__INPUT MATERIAL__:
──────────

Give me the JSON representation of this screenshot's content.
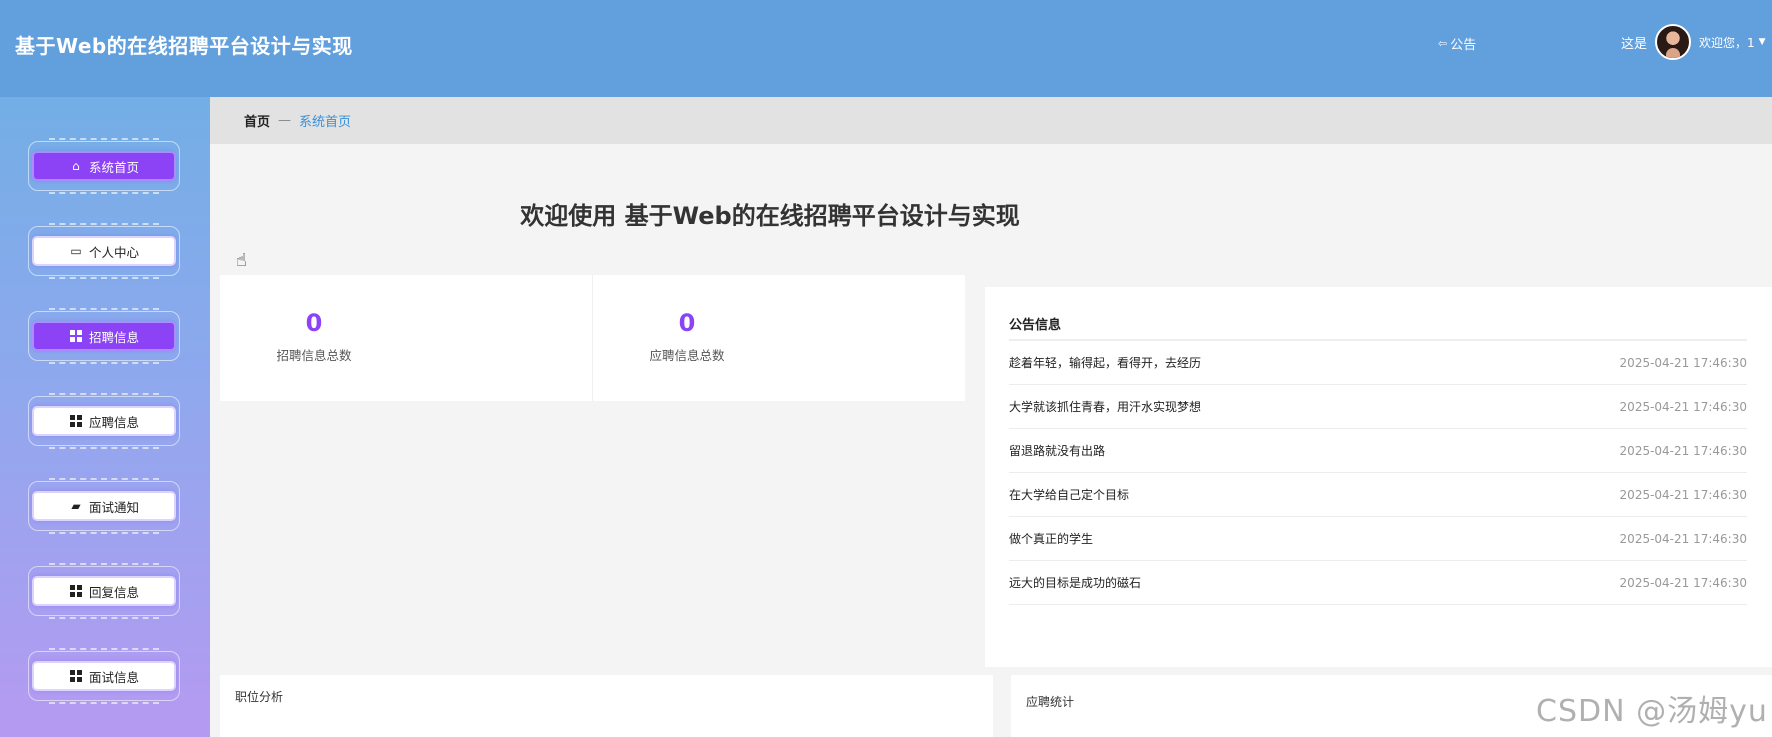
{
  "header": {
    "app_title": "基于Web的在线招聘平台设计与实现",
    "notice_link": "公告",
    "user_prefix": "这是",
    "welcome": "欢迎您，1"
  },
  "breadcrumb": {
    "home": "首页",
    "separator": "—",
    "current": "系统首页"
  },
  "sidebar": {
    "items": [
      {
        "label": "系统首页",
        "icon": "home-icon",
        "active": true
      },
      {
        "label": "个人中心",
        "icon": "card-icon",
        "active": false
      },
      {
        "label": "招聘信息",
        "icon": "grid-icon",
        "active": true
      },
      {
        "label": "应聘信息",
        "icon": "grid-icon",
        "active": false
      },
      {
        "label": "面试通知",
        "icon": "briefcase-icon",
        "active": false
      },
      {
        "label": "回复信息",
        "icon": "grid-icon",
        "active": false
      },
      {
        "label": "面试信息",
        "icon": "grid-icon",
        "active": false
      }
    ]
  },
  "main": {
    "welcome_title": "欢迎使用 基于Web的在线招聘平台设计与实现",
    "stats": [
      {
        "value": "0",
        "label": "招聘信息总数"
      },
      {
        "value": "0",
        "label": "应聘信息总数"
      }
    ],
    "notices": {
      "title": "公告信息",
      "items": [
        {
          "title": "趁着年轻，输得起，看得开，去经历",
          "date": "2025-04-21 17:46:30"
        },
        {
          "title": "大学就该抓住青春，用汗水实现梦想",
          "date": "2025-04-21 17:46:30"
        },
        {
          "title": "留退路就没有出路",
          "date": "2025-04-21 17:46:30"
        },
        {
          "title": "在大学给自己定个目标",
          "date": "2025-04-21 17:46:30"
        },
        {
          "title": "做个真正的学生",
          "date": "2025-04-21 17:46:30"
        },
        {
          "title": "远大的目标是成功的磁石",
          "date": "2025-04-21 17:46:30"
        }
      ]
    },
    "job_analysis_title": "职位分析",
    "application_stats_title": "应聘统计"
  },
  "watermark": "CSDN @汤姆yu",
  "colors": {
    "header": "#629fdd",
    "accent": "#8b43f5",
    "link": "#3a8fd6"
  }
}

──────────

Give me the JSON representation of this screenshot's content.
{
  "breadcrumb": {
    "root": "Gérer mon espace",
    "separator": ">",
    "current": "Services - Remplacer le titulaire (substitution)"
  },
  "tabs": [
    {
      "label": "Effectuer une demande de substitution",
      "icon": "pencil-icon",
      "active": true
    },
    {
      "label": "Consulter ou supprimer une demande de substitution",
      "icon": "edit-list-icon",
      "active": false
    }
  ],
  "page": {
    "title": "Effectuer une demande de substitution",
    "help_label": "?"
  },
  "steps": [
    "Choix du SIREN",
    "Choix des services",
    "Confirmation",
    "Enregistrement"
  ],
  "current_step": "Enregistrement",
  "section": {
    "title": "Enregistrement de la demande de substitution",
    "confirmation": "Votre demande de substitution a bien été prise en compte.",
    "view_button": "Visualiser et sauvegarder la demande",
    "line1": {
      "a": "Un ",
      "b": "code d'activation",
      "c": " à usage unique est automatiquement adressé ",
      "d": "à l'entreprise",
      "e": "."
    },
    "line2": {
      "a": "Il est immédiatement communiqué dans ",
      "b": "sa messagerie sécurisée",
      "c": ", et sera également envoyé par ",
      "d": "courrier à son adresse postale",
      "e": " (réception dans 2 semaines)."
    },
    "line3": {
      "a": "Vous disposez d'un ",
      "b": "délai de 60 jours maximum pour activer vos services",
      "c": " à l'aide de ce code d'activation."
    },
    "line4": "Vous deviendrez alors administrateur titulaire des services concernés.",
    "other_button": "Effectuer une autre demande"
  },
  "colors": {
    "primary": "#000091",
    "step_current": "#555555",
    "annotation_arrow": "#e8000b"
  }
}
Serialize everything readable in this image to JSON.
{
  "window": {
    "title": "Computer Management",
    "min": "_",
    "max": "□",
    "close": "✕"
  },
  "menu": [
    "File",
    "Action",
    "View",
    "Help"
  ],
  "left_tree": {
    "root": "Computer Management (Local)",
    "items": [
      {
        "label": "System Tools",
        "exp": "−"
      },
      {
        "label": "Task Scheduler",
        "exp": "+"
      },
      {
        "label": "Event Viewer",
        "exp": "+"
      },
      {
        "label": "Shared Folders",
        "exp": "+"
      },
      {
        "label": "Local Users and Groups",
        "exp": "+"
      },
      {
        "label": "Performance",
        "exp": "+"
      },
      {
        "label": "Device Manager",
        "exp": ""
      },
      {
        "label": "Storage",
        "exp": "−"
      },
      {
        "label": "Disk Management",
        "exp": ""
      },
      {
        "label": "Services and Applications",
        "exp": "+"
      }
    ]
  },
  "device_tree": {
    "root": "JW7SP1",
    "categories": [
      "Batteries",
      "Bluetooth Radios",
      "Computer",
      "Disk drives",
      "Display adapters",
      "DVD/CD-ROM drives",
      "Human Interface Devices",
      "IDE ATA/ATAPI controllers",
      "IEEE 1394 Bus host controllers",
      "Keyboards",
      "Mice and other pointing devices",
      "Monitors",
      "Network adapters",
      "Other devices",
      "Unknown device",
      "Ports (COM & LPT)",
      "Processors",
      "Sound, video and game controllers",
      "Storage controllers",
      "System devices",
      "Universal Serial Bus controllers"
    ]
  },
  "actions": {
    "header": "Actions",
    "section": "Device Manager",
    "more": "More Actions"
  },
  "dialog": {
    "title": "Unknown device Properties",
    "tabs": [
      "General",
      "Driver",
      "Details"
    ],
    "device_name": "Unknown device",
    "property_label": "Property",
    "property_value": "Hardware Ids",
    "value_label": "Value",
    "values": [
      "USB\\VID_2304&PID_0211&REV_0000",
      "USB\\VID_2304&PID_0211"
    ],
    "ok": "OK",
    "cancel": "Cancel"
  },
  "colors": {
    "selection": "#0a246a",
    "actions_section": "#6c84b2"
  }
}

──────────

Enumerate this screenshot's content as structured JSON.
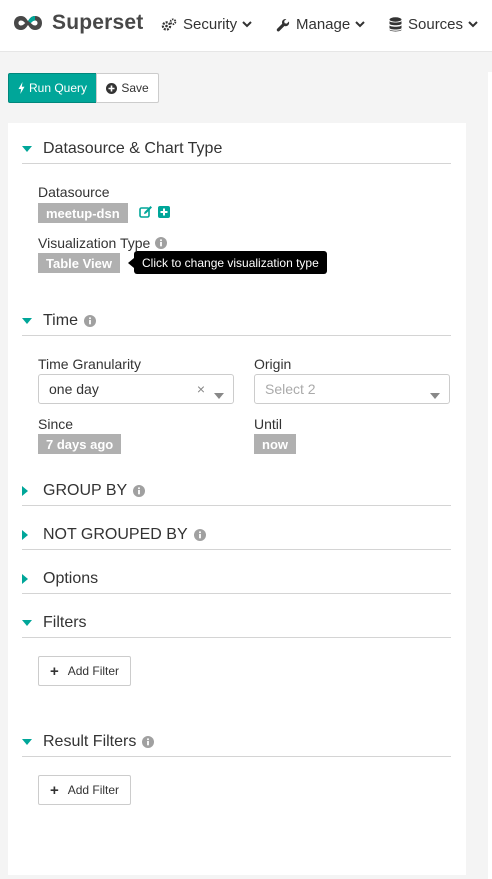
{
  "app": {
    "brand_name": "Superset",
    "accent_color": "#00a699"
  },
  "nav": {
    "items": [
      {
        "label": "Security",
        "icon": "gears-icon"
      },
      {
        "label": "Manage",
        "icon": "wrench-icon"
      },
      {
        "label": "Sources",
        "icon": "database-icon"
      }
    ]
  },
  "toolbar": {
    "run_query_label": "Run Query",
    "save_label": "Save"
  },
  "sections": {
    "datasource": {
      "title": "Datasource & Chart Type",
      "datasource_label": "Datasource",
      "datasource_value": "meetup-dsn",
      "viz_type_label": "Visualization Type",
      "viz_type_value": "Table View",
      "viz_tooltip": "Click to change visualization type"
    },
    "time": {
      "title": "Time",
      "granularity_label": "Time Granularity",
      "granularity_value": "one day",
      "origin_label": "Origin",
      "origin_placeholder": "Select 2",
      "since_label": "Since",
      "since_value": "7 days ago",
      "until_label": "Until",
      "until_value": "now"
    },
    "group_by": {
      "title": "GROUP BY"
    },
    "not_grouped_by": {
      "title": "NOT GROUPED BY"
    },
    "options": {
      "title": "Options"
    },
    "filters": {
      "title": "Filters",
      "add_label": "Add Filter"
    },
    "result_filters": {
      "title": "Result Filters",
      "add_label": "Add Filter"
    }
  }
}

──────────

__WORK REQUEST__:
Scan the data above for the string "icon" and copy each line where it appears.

__FINISHED EXERCISE__:
        "icon": "home-icon",
        "icon": "card-icon",
        "icon": "grid-icon",
        "icon": "grid-icon",
        "icon": "briefcase-icon",
        "icon": "grid-icon",
        "icon": "grid-icon",
      "icon": "pencil-icon",
      "icon": "edit-list-icon",
        "icon": "gears-icon"
        "icon": "wrench-icon"
        "icon": "database-icon"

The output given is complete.